I wouldn’t say every aspect of Moore’s Miracleman works perfectly. There are some bizarre side characters from the future called the Warpsmiths who talk in this hideous-to-read Clockwork Orange facsimile style and whose stories were so abstract that I could not follow – or really care about - what was happening. And towards the end of the book, Moore begins to over-write so the pacing of the stories drops and drops until the pages are filled with characters’ standing about tiresomely soliloquising.

The art is another aspect of the book that’s amazing. The credits in this book are a murderer’s row of legendary comics artists: Garry Leach, Alan Davis, Paul Neary and Steve Dillon.

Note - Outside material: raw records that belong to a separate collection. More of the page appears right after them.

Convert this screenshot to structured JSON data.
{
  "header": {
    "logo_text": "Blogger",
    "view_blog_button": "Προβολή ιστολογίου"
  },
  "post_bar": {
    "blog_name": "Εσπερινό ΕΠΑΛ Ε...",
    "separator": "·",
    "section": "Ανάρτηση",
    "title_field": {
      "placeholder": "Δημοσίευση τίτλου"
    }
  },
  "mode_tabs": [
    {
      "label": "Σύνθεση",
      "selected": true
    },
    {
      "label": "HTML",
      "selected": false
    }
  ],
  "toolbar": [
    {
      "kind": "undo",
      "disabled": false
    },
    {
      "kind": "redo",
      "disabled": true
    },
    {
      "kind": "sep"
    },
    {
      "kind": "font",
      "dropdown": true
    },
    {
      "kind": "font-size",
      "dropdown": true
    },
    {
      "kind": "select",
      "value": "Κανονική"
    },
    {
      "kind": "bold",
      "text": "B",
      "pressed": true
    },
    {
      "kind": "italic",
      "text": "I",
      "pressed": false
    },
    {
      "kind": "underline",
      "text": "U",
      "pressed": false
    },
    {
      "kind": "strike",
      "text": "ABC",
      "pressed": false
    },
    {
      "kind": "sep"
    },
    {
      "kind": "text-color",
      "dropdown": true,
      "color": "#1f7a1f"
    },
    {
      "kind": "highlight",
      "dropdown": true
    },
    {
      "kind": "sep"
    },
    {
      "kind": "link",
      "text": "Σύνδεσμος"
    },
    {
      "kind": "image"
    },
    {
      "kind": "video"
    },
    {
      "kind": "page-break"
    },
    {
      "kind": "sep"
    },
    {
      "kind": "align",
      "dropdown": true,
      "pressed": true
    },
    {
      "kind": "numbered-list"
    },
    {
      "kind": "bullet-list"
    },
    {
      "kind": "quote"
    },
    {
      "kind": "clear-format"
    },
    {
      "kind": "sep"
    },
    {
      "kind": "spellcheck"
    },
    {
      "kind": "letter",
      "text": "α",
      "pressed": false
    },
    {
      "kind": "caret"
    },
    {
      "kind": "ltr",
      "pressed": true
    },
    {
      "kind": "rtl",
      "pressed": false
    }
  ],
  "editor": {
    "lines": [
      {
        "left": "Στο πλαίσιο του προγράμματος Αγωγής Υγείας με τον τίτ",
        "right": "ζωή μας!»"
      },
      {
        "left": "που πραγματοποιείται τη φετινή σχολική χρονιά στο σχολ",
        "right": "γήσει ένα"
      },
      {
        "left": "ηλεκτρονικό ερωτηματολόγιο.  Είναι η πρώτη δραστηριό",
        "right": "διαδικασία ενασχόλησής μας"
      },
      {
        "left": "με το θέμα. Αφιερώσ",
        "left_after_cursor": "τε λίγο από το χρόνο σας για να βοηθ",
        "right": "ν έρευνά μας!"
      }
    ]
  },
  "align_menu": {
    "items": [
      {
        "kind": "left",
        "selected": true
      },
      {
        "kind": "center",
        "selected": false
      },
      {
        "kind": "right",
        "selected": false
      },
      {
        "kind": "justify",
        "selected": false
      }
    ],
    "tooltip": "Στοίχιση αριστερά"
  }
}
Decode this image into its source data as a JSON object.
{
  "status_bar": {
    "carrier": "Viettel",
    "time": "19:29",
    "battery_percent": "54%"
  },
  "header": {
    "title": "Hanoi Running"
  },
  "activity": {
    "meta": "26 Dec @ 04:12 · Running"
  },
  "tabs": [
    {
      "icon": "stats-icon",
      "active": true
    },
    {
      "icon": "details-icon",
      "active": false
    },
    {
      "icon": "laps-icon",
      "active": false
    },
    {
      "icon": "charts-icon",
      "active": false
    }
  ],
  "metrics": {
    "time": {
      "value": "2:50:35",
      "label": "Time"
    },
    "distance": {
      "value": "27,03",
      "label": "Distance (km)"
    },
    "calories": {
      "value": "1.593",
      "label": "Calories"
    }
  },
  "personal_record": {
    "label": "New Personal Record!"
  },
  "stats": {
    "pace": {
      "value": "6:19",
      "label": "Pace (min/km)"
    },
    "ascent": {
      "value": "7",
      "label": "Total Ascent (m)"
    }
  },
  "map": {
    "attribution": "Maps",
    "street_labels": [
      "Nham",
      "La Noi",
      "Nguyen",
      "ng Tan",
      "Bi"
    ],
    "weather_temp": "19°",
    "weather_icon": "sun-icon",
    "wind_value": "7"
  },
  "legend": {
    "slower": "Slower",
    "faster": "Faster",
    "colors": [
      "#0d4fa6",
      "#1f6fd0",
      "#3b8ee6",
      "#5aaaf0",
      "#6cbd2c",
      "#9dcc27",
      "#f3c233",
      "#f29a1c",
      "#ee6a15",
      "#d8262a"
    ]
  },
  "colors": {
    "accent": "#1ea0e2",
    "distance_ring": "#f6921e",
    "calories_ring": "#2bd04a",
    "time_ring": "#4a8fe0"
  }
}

Despite the varying artists, they try to maintain a consistent look to the comic though you can see bits and pieces here and there of the kind of art styles they would develop in later years. Dillon’s artwork though is unrecognisable from the kind he drew when he was a kid starting out on Miracleman to the artist he is today, working for Marvel.

Miracleman, Book 1: A Dream of Flying is definitely worth reading if you’re a superhero comics fan - it’s smart and full of great ideas, it’s entertaining and highly readable with stunning artwork and is easily one of the best Alan Moore books I’ve ever read. More importantly for those of us who’ve been wanting to read the book for years but didn’t want to pay hundreds on eBay for a copy, we now have affordable versions of the legendary classic available for the first time in decades – check it out for yourself and find out why it has the reputation it does!

Miracleman Book 1: A Dream of Flying

1 comment:

  1. Nitpicks: Neil Gaiman was actually well-established as writer of Sandman [starting in 1988] by the time he took over on Miracleman [late 1989/early 1990].

    Does that little kid Miracleman saves make an appearance later on? When is that? It's certainly not the baby in the lift when Mike Moran is shot.

    Just wait until Book Three. That's where it becomes the stuff of legend.